Dataset rows describing interfaces:
▼▼▼
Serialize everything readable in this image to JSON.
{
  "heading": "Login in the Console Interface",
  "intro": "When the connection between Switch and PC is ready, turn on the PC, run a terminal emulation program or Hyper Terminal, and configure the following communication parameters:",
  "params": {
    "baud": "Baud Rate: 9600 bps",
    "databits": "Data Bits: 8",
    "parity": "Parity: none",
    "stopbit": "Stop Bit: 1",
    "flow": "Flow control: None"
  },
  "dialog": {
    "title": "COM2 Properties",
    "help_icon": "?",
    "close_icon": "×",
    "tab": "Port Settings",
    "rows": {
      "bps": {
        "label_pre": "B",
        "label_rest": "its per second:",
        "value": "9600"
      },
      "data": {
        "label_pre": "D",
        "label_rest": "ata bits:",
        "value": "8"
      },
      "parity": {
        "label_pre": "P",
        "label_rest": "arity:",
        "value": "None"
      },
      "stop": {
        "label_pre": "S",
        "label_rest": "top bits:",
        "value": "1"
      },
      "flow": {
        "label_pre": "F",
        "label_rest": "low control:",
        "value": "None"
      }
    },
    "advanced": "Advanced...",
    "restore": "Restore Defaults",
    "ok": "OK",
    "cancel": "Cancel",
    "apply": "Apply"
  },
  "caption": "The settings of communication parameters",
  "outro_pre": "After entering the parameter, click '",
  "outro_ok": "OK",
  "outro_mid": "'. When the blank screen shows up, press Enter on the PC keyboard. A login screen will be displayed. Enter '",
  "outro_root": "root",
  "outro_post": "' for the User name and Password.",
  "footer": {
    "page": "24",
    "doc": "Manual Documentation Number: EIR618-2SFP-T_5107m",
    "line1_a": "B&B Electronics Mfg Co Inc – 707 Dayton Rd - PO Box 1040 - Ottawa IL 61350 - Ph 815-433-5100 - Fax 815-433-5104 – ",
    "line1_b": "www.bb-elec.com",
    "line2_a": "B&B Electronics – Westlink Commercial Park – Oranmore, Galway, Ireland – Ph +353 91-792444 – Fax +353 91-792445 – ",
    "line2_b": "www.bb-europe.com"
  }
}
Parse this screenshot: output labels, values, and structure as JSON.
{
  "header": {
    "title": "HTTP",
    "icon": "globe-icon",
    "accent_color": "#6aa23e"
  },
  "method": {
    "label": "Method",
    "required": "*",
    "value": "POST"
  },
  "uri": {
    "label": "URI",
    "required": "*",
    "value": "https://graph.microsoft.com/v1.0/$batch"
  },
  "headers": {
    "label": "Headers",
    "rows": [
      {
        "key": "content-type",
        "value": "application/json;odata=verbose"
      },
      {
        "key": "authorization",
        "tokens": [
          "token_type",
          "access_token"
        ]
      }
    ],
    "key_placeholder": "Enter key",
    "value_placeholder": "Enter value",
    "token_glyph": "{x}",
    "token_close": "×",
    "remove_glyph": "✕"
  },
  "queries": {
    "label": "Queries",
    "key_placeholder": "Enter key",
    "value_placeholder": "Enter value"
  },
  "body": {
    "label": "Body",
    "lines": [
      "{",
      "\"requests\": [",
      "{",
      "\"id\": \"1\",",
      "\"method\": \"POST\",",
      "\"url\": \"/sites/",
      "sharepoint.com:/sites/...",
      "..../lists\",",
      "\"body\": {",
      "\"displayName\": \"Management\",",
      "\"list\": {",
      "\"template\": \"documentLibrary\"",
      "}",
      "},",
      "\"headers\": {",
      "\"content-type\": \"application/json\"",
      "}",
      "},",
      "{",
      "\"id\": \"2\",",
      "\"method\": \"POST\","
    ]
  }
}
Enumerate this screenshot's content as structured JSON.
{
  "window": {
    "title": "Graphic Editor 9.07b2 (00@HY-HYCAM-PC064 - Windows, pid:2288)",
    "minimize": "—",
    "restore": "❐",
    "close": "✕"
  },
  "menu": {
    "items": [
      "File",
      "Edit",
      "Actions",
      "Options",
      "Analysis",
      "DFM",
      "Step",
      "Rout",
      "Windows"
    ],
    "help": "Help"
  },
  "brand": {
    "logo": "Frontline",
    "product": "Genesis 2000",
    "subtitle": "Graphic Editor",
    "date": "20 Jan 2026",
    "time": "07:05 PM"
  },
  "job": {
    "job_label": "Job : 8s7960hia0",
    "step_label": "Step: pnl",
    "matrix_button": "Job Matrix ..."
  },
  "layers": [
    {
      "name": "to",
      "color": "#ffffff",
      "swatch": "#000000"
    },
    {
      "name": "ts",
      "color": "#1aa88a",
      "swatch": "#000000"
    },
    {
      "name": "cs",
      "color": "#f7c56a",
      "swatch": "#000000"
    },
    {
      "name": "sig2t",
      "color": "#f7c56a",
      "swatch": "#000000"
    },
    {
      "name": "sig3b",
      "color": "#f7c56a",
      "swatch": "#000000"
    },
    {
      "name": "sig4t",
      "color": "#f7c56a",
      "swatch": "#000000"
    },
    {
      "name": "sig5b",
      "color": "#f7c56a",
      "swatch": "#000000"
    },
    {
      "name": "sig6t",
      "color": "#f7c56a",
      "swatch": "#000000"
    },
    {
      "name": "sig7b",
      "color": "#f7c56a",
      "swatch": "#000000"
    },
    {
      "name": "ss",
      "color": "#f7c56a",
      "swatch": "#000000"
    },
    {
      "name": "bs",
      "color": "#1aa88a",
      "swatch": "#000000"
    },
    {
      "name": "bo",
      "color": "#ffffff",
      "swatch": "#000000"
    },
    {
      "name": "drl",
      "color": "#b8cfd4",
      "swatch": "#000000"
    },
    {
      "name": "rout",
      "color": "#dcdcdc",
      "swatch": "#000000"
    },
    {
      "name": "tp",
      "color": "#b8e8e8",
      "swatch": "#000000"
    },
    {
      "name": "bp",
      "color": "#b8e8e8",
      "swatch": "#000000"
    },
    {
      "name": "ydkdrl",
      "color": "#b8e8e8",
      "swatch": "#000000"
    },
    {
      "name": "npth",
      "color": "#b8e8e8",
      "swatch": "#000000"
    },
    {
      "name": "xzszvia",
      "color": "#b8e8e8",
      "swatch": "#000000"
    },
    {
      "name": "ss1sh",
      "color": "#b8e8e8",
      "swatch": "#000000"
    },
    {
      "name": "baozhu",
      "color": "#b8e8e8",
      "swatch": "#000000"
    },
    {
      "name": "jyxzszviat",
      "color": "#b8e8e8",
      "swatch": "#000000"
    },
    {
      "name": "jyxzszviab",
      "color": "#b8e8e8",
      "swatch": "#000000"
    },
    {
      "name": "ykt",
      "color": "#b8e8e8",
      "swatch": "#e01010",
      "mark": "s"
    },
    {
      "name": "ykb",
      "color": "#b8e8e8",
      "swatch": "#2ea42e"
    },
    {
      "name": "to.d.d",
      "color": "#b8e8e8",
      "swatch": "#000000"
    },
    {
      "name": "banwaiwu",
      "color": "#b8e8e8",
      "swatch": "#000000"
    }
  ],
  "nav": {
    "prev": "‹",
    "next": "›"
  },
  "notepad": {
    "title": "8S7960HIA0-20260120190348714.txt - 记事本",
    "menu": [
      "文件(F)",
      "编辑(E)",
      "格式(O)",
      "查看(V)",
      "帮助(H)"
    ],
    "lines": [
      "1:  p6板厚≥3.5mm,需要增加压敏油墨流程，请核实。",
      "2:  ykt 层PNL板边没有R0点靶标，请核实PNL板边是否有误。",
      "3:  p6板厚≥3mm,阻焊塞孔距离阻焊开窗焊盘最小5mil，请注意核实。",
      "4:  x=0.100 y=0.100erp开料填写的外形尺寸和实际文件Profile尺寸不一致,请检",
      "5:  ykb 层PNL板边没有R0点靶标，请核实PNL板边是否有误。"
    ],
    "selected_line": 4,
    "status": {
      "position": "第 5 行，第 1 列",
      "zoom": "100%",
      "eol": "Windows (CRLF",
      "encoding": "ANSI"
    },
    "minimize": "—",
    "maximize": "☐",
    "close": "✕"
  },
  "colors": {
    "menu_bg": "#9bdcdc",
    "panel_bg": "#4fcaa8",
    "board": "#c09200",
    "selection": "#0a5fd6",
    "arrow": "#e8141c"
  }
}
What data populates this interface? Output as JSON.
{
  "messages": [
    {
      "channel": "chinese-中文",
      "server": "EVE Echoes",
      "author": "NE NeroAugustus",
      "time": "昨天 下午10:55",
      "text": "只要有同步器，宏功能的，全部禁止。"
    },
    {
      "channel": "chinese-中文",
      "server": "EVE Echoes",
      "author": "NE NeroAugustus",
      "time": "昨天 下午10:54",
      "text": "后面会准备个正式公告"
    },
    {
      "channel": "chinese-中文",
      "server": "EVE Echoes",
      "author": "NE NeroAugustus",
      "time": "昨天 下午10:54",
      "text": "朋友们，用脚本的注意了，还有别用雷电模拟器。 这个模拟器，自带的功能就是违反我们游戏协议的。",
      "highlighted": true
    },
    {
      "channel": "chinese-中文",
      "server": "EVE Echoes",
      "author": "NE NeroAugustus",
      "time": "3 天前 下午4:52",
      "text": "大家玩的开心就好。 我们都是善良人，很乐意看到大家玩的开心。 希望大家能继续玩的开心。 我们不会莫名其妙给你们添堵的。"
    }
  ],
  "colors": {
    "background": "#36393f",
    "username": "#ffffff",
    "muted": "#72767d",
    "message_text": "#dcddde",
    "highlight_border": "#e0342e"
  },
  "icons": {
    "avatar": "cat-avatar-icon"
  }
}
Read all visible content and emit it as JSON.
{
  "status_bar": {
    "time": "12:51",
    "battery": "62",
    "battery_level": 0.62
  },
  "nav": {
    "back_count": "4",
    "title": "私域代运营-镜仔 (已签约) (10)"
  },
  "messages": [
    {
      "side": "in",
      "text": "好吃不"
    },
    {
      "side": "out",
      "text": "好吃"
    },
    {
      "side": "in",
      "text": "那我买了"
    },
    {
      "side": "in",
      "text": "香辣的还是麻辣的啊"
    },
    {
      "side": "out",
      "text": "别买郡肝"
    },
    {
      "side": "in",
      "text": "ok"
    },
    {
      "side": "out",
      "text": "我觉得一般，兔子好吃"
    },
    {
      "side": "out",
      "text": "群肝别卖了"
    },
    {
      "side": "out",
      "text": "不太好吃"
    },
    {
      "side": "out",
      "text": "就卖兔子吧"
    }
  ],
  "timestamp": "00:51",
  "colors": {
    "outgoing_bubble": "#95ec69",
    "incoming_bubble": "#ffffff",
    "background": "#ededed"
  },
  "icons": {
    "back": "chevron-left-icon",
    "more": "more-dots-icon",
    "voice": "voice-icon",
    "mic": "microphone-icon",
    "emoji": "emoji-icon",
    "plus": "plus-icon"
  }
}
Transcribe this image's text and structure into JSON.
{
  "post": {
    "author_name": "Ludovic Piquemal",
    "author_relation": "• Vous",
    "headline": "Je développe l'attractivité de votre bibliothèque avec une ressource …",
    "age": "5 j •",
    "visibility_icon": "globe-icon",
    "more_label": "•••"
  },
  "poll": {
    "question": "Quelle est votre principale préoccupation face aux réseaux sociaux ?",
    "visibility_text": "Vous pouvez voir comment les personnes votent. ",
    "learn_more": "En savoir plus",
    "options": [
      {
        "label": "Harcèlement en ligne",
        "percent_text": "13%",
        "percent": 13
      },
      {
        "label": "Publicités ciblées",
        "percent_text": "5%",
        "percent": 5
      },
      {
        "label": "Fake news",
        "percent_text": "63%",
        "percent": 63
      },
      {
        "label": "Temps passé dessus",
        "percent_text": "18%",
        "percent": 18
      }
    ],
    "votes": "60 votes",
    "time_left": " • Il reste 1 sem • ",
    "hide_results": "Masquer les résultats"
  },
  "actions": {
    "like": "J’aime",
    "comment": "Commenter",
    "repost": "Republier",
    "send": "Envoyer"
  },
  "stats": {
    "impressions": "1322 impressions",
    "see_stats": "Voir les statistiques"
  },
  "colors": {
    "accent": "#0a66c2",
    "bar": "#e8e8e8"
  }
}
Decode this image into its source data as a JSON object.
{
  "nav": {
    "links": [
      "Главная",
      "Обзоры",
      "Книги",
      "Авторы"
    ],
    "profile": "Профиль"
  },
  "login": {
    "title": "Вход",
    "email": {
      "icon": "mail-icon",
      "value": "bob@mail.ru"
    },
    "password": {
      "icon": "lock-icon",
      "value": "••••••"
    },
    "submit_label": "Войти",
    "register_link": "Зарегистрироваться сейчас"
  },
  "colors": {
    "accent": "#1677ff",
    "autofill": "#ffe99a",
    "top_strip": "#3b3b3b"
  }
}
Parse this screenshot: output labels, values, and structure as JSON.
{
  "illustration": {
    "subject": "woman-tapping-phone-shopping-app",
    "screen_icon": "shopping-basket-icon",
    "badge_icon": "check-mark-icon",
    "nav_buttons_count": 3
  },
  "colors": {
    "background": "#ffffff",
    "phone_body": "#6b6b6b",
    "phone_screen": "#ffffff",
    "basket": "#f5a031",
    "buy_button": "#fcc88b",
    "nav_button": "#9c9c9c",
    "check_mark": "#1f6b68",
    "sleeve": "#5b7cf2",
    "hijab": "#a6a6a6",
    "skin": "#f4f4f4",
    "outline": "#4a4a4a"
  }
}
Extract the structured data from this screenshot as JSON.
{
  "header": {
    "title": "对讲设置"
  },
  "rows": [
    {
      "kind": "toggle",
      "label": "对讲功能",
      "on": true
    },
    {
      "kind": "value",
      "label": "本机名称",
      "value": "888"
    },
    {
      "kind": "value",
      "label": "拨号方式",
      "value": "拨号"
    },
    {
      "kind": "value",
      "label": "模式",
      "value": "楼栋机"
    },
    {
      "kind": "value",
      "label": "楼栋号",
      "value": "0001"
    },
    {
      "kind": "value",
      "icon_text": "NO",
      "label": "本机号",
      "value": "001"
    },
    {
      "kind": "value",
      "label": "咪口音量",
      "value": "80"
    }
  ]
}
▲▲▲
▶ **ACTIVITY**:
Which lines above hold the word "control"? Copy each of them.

▶ **EXERCISE RESPONSE**:
    "flow": "Flow control: None"
        "label_rest": "low control:",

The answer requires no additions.